She was a 32-year-old aerobics instructor from a Dallas suburb — healthy, college educated, with two young children. Nothing out of the ordinary, except one thing.
Her cholesterol was astoundingly low. Her low-density lipoprotein, or LDL, the form that promotes heart disease, was 14, a level unheard-of in healthy adults whose normal level is over 100.
The reason was a rare gene mutation she had inherited from both her mother and her father. Only one other person, a young, healthy Zimbabwean woman whose LDL cholesterol was 15, has ever been found with the same double dose of the mutation.
The discovery of the mutation and of the two women with their dazzlingly low LDL levels has set off one of the greatest medical chases ever. It is a fevered race among three pharmaceutical companies, Amgen, Pfizer and Sanofi, to test and win approval for a drug that mimics the effects of the mutation, drives LDL levels to new lows and prevents heart attacks. All three companies have drugs in clinical trials and report that their results, so far, are exciting.
“This is our top priority,” said Dr. Andrew Plump, the head of translational medicine at Sanofi. “Nothing else we are doing has the same public health impact.”
Dr. Gary H. Gibbons, the director of the National Heart, Lung, and Blood Institute, estimates that even if the drugs were expensive and injected as many as two million Americans might be candidates. But if they could eventually be made affordable and in pill form — two very big ifs — they might be used by one in four adults, he said.
Despite major gains over the past half-century, heart disease remains the leading killer of Americans, causing nearly 600,000 deaths a year. Statins, the cholesterol-lowering drugs that went on the market in 1987, were a huge breakthrough but far from a panacea.
The companies and many heart researchers hope they are closing in on a blockbuster, buoyed by success with preliminary studies. But Gibbons cautioned that critical large-scale studies that would tell whether the drugs prevent heart attacks and deaths are only starting.
So far, people with stubbornly high cholesterol levels who are taking the drugs in preliminary studies have seen their LDL levels plunging from levels well over 100 to 50, 40, or even lower. Like insulin for diabetes, the drugs are injected, but they are taken once or twice a month.
Dr. Barry Gumbiner, who is directing Pfizer’s studies, said the company had to decide whether to set a floor for patients’ LDL levels. Pfizer is interrupting treatment when LDL levels reach 25 or lower. The people seemed fine, but the company got nervous.
“There is not a lot of experience treating people to LDL levels this low,” Dr. Gumbiner said.
And there is another concern: cost.
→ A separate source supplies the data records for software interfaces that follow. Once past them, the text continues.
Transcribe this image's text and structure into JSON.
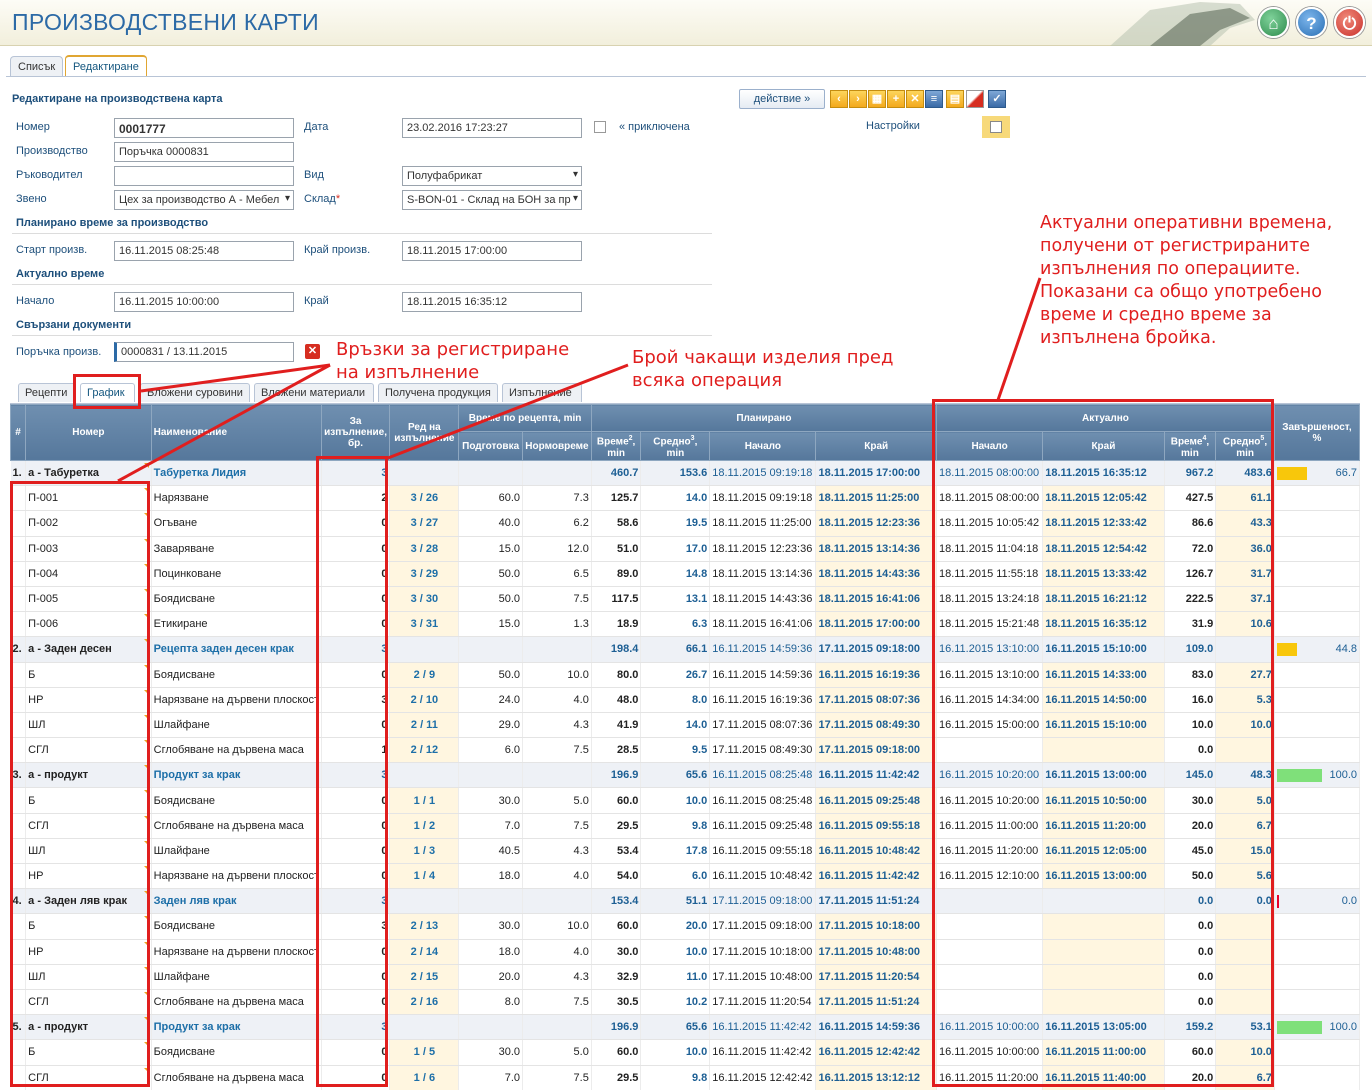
{
  "header": {
    "title": "ПРОИЗВОДСТВЕНИ КАРТИ",
    "home_icon": "home-icon",
    "help_icon": "help-icon",
    "power_icon": "power-icon"
  },
  "main_tabs": [
    "Списък",
    "Редактиране"
  ],
  "form": {
    "title": "Редактиране на производствена карта",
    "action_label": "действие  »",
    "fields": {
      "nomer_label": "Номер",
      "nomer": "0001777",
      "data_label": "Дата",
      "data": "23.02.2016 17:23:27",
      "closed_label": "« приключена",
      "settings_label": "Настройки",
      "proizv_label": "Производство",
      "proizv": "Поръчка 0000831",
      "rakovod_label": "Ръководител",
      "rakovod": "",
      "vid_label": "Вид",
      "vid": "Полуфабрикат",
      "zveno_label": "Звено",
      "zveno": "Цех за производство А - Мебел",
      "sklad_label": "Склад",
      "sklad": "S-BON-01 - Склад на БОН за пр"
    },
    "planned": {
      "title": "Планирано време за производство",
      "start_label": "Старт произв.",
      "start": "16.11.2015 08:25:48",
      "end_label": "Край произв.",
      "end": "18.11.2015 17:00:00"
    },
    "actual": {
      "title": "Актуално време",
      "start_label": "Начало",
      "start": "16.11.2015 10:00:00",
      "end_label": "Край",
      "end": "18.11.2015 16:35:12"
    },
    "docs": {
      "title": "Свързани документи",
      "order_label": "Поръчка произв.",
      "order": "0000831 / 13.11.2015"
    }
  },
  "sub_tabs": [
    "Рецепти",
    "График",
    "Вложени суровини",
    "Вложени материали",
    "Получена продукция",
    "Изпълнение"
  ],
  "grid": {
    "headers": {
      "idx": "#",
      "num": "Номер",
      "name": "Наименование",
      "qty": "За изпълнение, бр.",
      "order": "Ред на изпълнение",
      "recipe": "Време по рецепта, min",
      "prep": "Подготовка",
      "norm": "Нормовреме",
      "planned": "Планирано",
      "actual": "Актуално",
      "p_time": "Време",
      "p_avg": "Средно",
      "min": "min",
      "start": "Начало",
      "end": "Край",
      "completion": "Завършеност, %",
      "sup2": "2",
      "sup3": "3",
      "sup4": "4",
      "sup5": "5"
    },
    "rows": [
      {
        "g": 1,
        "idx": "1.",
        "num": "а - Табуретка",
        "name": "Табуретка Лидия",
        "qty": "3",
        "ord": "",
        "prep": "",
        "norm": "",
        "pt": "460.7",
        "pa": "153.6",
        "ps": "18.11.2015 09:19:18",
        "pe": "18.11.2015 17:00:00",
        "as": "18.11.2015 08:00:00",
        "ae": "18.11.2015 16:35:12",
        "at": "967.2",
        "aa": "483.6",
        "pct": "66.7",
        "bar": 0.667,
        "barc": "#f8c70b"
      },
      {
        "g": 0,
        "num": "П-001",
        "name": "Нарязване",
        "qty": "2",
        "ord": "3 / 26",
        "prep": "60.0",
        "norm": "7.3",
        "pt": "125.7",
        "pa": "14.0",
        "ps": "18.11.2015 09:19:18",
        "pe": "18.11.2015 11:25:00",
        "as": "18.11.2015 08:00:00",
        "ae": "18.11.2015 12:05:42",
        "at": "427.5",
        "aa": "61.1"
      },
      {
        "g": 0,
        "num": "П-002",
        "name": "Огъване",
        "qty": "0",
        "ord": "3 / 27",
        "prep": "40.0",
        "norm": "6.2",
        "pt": "58.6",
        "pa": "19.5",
        "ps": "18.11.2015 11:25:00",
        "pe": "18.11.2015 12:23:36",
        "as": "18.11.2015 10:05:42",
        "ae": "18.11.2015 12:33:42",
        "at": "86.6",
        "aa": "43.3"
      },
      {
        "g": 0,
        "num": "П-003",
        "name": "Заваряване",
        "qty": "0",
        "ord": "3 / 28",
        "prep": "15.0",
        "norm": "12.0",
        "pt": "51.0",
        "pa": "17.0",
        "ps": "18.11.2015 12:23:36",
        "pe": "18.11.2015 13:14:36",
        "as": "18.11.2015 11:04:18",
        "ae": "18.11.2015 12:54:42",
        "at": "72.0",
        "aa": "36.0"
      },
      {
        "g": 0,
        "num": "П-004",
        "name": "Поцинковане",
        "qty": "0",
        "ord": "3 / 29",
        "prep": "50.0",
        "norm": "6.5",
        "pt": "89.0",
        "pa": "14.8",
        "ps": "18.11.2015 13:14:36",
        "pe": "18.11.2015 14:43:36",
        "as": "18.11.2015 11:55:18",
        "ae": "18.11.2015 13:33:42",
        "at": "126.7",
        "aa": "31.7"
      },
      {
        "g": 0,
        "num": "П-005",
        "name": "Боядисване",
        "qty": "0",
        "ord": "3 / 30",
        "prep": "50.0",
        "norm": "7.5",
        "pt": "117.5",
        "pa": "13.1",
        "ps": "18.11.2015 14:43:36",
        "pe": "18.11.2015 16:41:06",
        "as": "18.11.2015 13:24:18",
        "ae": "18.11.2015 16:21:12",
        "at": "222.5",
        "aa": "37.1"
      },
      {
        "g": 0,
        "num": "П-006",
        "name": "Етикиране",
        "qty": "0",
        "ord": "3 / 31",
        "prep": "15.0",
        "norm": "1.3",
        "pt": "18.9",
        "pa": "6.3",
        "ps": "18.11.2015 16:41:06",
        "pe": "18.11.2015 17:00:00",
        "as": "18.11.2015 15:21:48",
        "ae": "18.11.2015 16:35:12",
        "at": "31.9",
        "aa": "10.6"
      },
      {
        "g": 1,
        "idx": "2.",
        "num": "а - Заден десен",
        "name": "Рецепта заден десен крак",
        "qty": "3",
        "ord": "",
        "prep": "",
        "norm": "",
        "pt": "198.4",
        "pa": "66.1",
        "ps": "16.11.2015 14:59:36",
        "pe": "17.11.2015 09:18:00",
        "as": "16.11.2015 13:10:00",
        "ae": "16.11.2015 15:10:00",
        "at": "109.0",
        "aa": "",
        "pct": "44.8",
        "bar": 0.448,
        "barc": "#f8c70b"
      },
      {
        "g": 0,
        "num": "Б",
        "name": "Боядисване",
        "qty": "0",
        "ord": "2 / 9",
        "prep": "50.0",
        "norm": "10.0",
        "pt": "80.0",
        "pa": "26.7",
        "ps": "16.11.2015 14:59:36",
        "pe": "16.11.2015 16:19:36",
        "as": "16.11.2015 13:10:00",
        "ae": "16.11.2015 14:33:00",
        "at": "83.0",
        "aa": "27.7"
      },
      {
        "g": 0,
        "num": "НР",
        "name": "Нарязване на дървени плоскост",
        "qty": "3",
        "ord": "2 / 10",
        "prep": "24.0",
        "norm": "4.0",
        "pt": "48.0",
        "pa": "8.0",
        "ps": "16.11.2015 16:19:36",
        "pe": "17.11.2015 08:07:36",
        "as": "16.11.2015 14:34:00",
        "ae": "16.11.2015 14:50:00",
        "at": "16.0",
        "aa": "5.3"
      },
      {
        "g": 0,
        "num": "ШЛ",
        "name": "Шлайфане",
        "qty": "0",
        "ord": "2 / 11",
        "prep": "29.0",
        "norm": "4.3",
        "pt": "41.9",
        "pa": "14.0",
        "ps": "17.11.2015 08:07:36",
        "pe": "17.11.2015 08:49:30",
        "as": "16.11.2015 15:00:00",
        "ae": "16.11.2015 15:10:00",
        "at": "10.0",
        "aa": "10.0"
      },
      {
        "g": 0,
        "num": "СГЛ",
        "name": "Сглобяване на дървена маса",
        "qty": "1",
        "ord": "2 / 12",
        "prep": "6.0",
        "norm": "7.5",
        "pt": "28.5",
        "pa": "9.5",
        "ps": "17.11.2015 08:49:30",
        "pe": "17.11.2015 09:18:00",
        "as": "",
        "ae": "",
        "at": "0.0",
        "aa": ""
      },
      {
        "g": 1,
        "idx": "3.",
        "num": "а - продукт",
        "name": "Продукт за крак",
        "qty": "3",
        "ord": "",
        "prep": "",
        "norm": "",
        "pt": "196.9",
        "pa": "65.6",
        "ps": "16.11.2015 08:25:48",
        "pe": "16.11.2015 11:42:42",
        "as": "16.11.2015 10:20:00",
        "ae": "16.11.2015 13:00:00",
        "at": "145.0",
        "aa": "48.3",
        "pct": "100.0",
        "bar": 1,
        "barc": "#7fe07a"
      },
      {
        "g": 0,
        "num": "Б",
        "name": "Боядисване",
        "qty": "0",
        "ord": "1 / 1",
        "prep": "30.0",
        "norm": "5.0",
        "pt": "60.0",
        "pa": "10.0",
        "ps": "16.11.2015 08:25:48",
        "pe": "16.11.2015 09:25:48",
        "as": "16.11.2015 10:20:00",
        "ae": "16.11.2015 10:50:00",
        "at": "30.0",
        "aa": "5.0"
      },
      {
        "g": 0,
        "num": "СГЛ",
        "name": "Сглобяване на дървена маса",
        "qty": "0",
        "ord": "1 / 2",
        "prep": "7.0",
        "norm": "7.5",
        "pt": "29.5",
        "pa": "9.8",
        "ps": "16.11.2015 09:25:48",
        "pe": "16.11.2015 09:55:18",
        "as": "16.11.2015 11:00:00",
        "ae": "16.11.2015 11:20:00",
        "at": "20.0",
        "aa": "6.7"
      },
      {
        "g": 0,
        "num": "ШЛ",
        "name": "Шлайфане",
        "qty": "0",
        "ord": "1 / 3",
        "prep": "40.5",
        "norm": "4.3",
        "pt": "53.4",
        "pa": "17.8",
        "ps": "16.11.2015 09:55:18",
        "pe": "16.11.2015 10:48:42",
        "as": "16.11.2015 11:20:00",
        "ae": "16.11.2015 12:05:00",
        "at": "45.0",
        "aa": "15.0"
      },
      {
        "g": 0,
        "num": "НР",
        "name": "Нарязване на дървени плоскост",
        "qty": "0",
        "ord": "1 / 4",
        "prep": "18.0",
        "norm": "4.0",
        "pt": "54.0",
        "pa": "6.0",
        "ps": "16.11.2015 10:48:42",
        "pe": "16.11.2015 11:42:42",
        "as": "16.11.2015 12:10:00",
        "ae": "16.11.2015 13:00:00",
        "at": "50.0",
        "aa": "5.6"
      },
      {
        "g": 1,
        "idx": "4.",
        "num": "а - Заден ляв крак",
        "name": "Заден ляв крак",
        "qty": "3",
        "ord": "",
        "prep": "",
        "norm": "",
        "pt": "153.4",
        "pa": "51.1",
        "ps": "17.11.2015 09:18:00",
        "pe": "17.11.2015 11:51:24",
        "as": "",
        "ae": "",
        "at": "0.0",
        "aa": "0.0",
        "pct": "0.0",
        "bar": 0.02,
        "barc": "#e8002a"
      },
      {
        "g": 0,
        "num": "Б",
        "name": "Боядисване",
        "qty": "3",
        "ord": "2 / 13",
        "prep": "30.0",
        "norm": "10.0",
        "pt": "60.0",
        "pa": "20.0",
        "ps": "17.11.2015 09:18:00",
        "pe": "17.11.2015 10:18:00",
        "as": "",
        "ae": "",
        "at": "0.0",
        "aa": ""
      },
      {
        "g": 0,
        "num": "НР",
        "name": "Нарязване на дървени плоскост",
        "qty": "0",
        "ord": "2 / 14",
        "prep": "18.0",
        "norm": "4.0",
        "pt": "30.0",
        "pa": "10.0",
        "ps": "17.11.2015 10:18:00",
        "pe": "17.11.2015 10:48:00",
        "as": "",
        "ae": "",
        "at": "0.0",
        "aa": ""
      },
      {
        "g": 0,
        "num": "ШЛ",
        "name": "Шлайфане",
        "qty": "0",
        "ord": "2 / 15",
        "prep": "20.0",
        "norm": "4.3",
        "pt": "32.9",
        "pa": "11.0",
        "ps": "17.11.2015 10:48:00",
        "pe": "17.11.2015 11:20:54",
        "as": "",
        "ae": "",
        "at": "0.0",
        "aa": ""
      },
      {
        "g": 0,
        "num": "СГЛ",
        "name": "Сглобяване на дървена маса",
        "qty": "0",
        "ord": "2 / 16",
        "prep": "8.0",
        "norm": "7.5",
        "pt": "30.5",
        "pa": "10.2",
        "ps": "17.11.2015 11:20:54",
        "pe": "17.11.2015 11:51:24",
        "as": "",
        "ae": "",
        "at": "0.0",
        "aa": ""
      },
      {
        "g": 1,
        "idx": "5.",
        "num": "а - продукт",
        "name": "Продукт за крак",
        "qty": "3",
        "ord": "",
        "prep": "",
        "norm": "",
        "pt": "196.9",
        "pa": "65.6",
        "ps": "16.11.2015 11:42:42",
        "pe": "16.11.2015 14:59:36",
        "as": "16.11.2015 10:00:00",
        "ae": "16.11.2015 13:05:00",
        "at": "159.2",
        "aa": "53.1",
        "pct": "100.0",
        "bar": 1,
        "barc": "#7fe07a"
      },
      {
        "g": 0,
        "num": "Б",
        "name": "Боядисване",
        "qty": "0",
        "ord": "1 / 5",
        "prep": "30.0",
        "norm": "5.0",
        "pt": "60.0",
        "pa": "10.0",
        "ps": "16.11.2015 11:42:42",
        "pe": "16.11.2015 12:42:42",
        "as": "16.11.2015 10:00:00",
        "ae": "16.11.2015 11:00:00",
        "at": "60.0",
        "aa": "10.0"
      },
      {
        "g": 0,
        "num": "СГЛ",
        "name": "Сглобяване на дървена маса",
        "qty": "0",
        "ord": "1 / 6",
        "prep": "7.0",
        "norm": "7.5",
        "pt": "29.5",
        "pa": "9.8",
        "ps": "16.11.2015 12:42:42",
        "pe": "16.11.2015 13:12:12",
        "as": "16.11.2015 11:20:00",
        "ae": "16.11.2015 11:40:00",
        "at": "20.0",
        "aa": "6.7"
      }
    ]
  },
  "annotations": {
    "links": "Връзки за регистриране на изпълнение",
    "waiting": "Брой чакащи изделия пред всяка операция",
    "actual": "Актуални оперативни времена, получени от регистрираните изпълнения по операциите. Показани са общо употребено време и средно време за изпълнена бройка."
  },
  "colors": {
    "accent": "#2c6aa6",
    "annotation": "#e01e1e",
    "header_grid": "#5f7fa3"
  }
}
Each company’s drug is a biologic, a so-called monoclonal antibody made in living cells at an enormous expense, like some new cancer drugs that are already straining the medical system. Amgen plans to make metric tons of its drug, much more, the company says, than any other biologic.
Insurers generally pay for drugs approved by the Food and Drug Administration, and the number who might benefit from these cholesterol drugs dwarfs those who are helped by the biologic cancer drugs.
If the drugs come into use, researchers are asking, can cholesterol go too low?
The data point to increasing benefits with lower and lower LDL levels, said Dr. Daniel J. Rader, a cholesterol researcher at the University of Pennsylvania and a consultant for Sanofi on its drug.
“If I had coronary disease, I would definitely try to drive my LDL to well below 50,” Dr. Rader said.
But with LDL levels falling so low in studies, Dr. Gibbons said, “We are in uncharted territory.” The drug companies have been transfixed by the idea, and each wanted to be the first to market it.
The prospect “was so hot it sizzled,” said Dr. Steven Nissen, the chairman of the department of cardiovascular medicine at the Cleveland Clinic and leader of an Amgen trial.
Amgen has readied three factories, in Colorado, Puerto Rico and Rhode Island, to make its drug. It is anticipating production on a scale never attempted before with a monoclonal antibody, a costly wager for a drug still being tested and likely years from approval.
A $70 million, four-story factory in West Warwick, R.I., is like something out of Brobdingnag in “Gulliver’s Travels,” a land populated by giants. At every stage of production, familiar science equipment has been blown up to a huge scale. Antibody-producing cells that would be housed in a glass flask in a research laboratory are grown in a stainless steel tank nearly the size of a fuel tank on a semi truck.
The companies want to be ready with large quantities of their versions of the drug if they are approved.
“The race is on to see who can do it,” said Dr. Joseph P. Miletich, the head of research and development translational sciences at Amgen. As their factories were starting to produce the drugs, the companies began recruiting patients who were worried enough about their LDL levels to inject themselves with an experimental substance.